#### About this task
Write out each line of the material below exactly as given.

Provided material section start

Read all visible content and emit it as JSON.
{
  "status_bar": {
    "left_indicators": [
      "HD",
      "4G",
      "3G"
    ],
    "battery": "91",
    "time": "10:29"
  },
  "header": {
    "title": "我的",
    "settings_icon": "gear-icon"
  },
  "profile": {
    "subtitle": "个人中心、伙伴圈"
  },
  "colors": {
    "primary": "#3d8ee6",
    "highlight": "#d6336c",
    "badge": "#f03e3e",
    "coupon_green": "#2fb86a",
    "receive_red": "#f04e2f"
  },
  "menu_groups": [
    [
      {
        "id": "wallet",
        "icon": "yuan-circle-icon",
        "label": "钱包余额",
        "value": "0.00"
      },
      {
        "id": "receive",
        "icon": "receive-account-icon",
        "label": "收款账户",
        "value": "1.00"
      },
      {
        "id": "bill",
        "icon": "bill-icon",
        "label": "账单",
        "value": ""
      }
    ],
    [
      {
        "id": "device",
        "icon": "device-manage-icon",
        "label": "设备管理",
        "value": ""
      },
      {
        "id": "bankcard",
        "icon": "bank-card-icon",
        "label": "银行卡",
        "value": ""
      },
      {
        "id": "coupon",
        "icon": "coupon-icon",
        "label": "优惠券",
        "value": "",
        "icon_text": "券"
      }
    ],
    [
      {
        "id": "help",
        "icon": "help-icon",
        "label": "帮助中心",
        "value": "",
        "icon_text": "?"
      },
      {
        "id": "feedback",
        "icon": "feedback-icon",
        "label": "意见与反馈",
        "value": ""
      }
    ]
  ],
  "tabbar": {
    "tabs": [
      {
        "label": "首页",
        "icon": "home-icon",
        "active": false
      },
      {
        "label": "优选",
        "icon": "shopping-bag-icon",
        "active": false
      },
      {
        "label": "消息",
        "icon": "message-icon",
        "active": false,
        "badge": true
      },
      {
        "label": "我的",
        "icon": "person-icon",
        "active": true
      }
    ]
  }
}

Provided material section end

#### Problem solution
Read all visible content and emit it as JSON.
{
  "status_bar": {
    "left_indicators": [
      "HD",
      "4G",
      "3G"
    ],
    "battery": "91",
    "time": "10:29"
  },
  "header": {
    "title": "我的",
    "settings_icon": "gear-icon"
  },
  "profile": {
    "subtitle": "个人中心、伙伴圈"
  },
  "colors": {
    "primary": "#3d8ee6",
    "highlight": "#d6336c",
    "badge": "#f03e3e",
    "coupon_green": "#2fb86a",
    "receive_red": "#f04e2f"
  },
  "menu_groups": [
    [
      {
        "id": "wallet",
        "icon": "yuan-circle-icon",
        "label": "钱包余额",
        "value": "0.00"
      },
      {
        "id": "receive",
        "icon": "receive-account-icon",
        "label": "收款账户",
        "value": "1.00"
      },
      {
        "id": "bill",
        "icon": "bill-icon",
        "label": "账单",
        "value": ""
      }
    ],
    [
      {
        "id": "device",
        "icon": "device-manage-icon",
        "label": "设备管理",
        "value": ""
      },
      {
        "id": "bankcard",
        "icon": "bank-card-icon",
        "label": "银行卡",
        "value": ""
      },
      {
        "id": "coupon",
        "icon": "coupon-icon",
        "label": "优惠券",
        "value": "",
        "icon_text": "券"
      }
    ],
    [
      {
        "id": "help",
        "icon": "help-icon",
        "label": "帮助中心",
        "value": "",
        "icon_text": "?"
      },
      {
        "id": "feedback",
        "icon": "feedback-icon",
        "label": "意见与反馈",
        "value": ""
      }
    ]
  ],
  "tabbar": {
    "tabs": [
      {
        "label": "首页",
        "icon": "home-icon",
        "active": false
      },
      {
        "label": "优选",
        "icon": "shopping-bag-icon",
        "active": false
      },
      {
        "label": "消息",
        "icon": "message-icon",
        "active": false,
        "badge": true
      },
      {
        "label": "我的",
        "icon": "person-icon",
        "active": true
      }
    ]
  }
}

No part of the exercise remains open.